Oliver ROS: 3.82 ERA, 1.28 WHIP, 7.1 K/9, 2.7 BB/9
Owned in more leagues than players I typically care to cover, Gavin Floyd is still unowned in entirely too many leagues, hence his inclusion this week. Floyd has seen his groundball rate increase each of the last two seasons, and he can now officially be labeled an extreme groundballer: His worm-burning ways have carried over to this season. In addition, he is striking out more batters this season while walking fewer. Floyd’s lights-out June and July last season show the type of brilliance he is capable of when things are clicking. At 28 years of age, his best full season may still be ahead of him. Jump on board for the ride this year.
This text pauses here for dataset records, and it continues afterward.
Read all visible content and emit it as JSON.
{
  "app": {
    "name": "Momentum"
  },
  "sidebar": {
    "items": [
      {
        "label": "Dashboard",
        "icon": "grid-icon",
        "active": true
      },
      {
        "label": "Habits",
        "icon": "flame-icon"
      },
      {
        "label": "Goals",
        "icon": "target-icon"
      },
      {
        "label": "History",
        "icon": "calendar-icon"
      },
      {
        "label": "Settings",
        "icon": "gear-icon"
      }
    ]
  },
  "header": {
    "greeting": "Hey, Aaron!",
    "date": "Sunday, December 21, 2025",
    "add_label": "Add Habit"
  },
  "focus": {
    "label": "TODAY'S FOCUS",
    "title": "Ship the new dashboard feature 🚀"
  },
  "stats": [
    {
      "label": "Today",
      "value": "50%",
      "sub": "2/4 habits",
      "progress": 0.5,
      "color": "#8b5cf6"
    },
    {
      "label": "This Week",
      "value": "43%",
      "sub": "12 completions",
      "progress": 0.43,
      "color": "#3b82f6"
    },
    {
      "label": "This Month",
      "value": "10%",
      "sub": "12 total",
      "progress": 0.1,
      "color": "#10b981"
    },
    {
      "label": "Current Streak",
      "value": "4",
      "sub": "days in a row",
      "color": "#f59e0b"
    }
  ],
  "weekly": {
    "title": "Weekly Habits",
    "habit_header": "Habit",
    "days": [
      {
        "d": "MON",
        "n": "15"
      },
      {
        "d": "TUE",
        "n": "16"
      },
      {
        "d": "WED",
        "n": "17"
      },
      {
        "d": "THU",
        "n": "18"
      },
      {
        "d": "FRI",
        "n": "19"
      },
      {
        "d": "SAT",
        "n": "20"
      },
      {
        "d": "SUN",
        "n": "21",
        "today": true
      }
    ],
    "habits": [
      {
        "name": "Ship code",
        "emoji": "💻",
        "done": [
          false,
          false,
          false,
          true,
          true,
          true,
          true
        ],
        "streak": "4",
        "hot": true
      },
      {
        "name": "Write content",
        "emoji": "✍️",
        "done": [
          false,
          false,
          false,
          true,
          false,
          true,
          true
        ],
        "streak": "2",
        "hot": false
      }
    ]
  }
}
Recommendation: Should be owned in all but the shallowest of mixed leagues.
J.P. Howell| Tampa Bay| SP/RP| 2 percent Yahoo! ownership
Oliver ROS: 3.91 ERA, 1.28 WHIP, 8.8 K/9, 3.4 BB/9
Questions surround J.P. Howell, who missed all of the 2010 season after having surgery to repair a torn labrum in his shoulder, but reports of his work in extended spring training games are positive.
Howell has excelled since the Rays decided to shift him to the bullpen, racking up lots of strikeouts in spite of an underwhelming fastball that sits in the mid-80s. Kyle Farnsworth has pitched well in the closer role for the Rays thus far, so Howell’s opportunity to pick up saves may come exclusively in a vulture capacity when the team would be better off trotting out a southpaw in place of their regular ninth inning man. Those in leagues that count holds should consider stashing him on the disabled list now. Perhaps the greatest appeal behind Howell is Yahoo’s inexplicable decision to award him starting pitching eligibility.
Recommendation: Should be monitored in large mixed leagues and AL-only formats.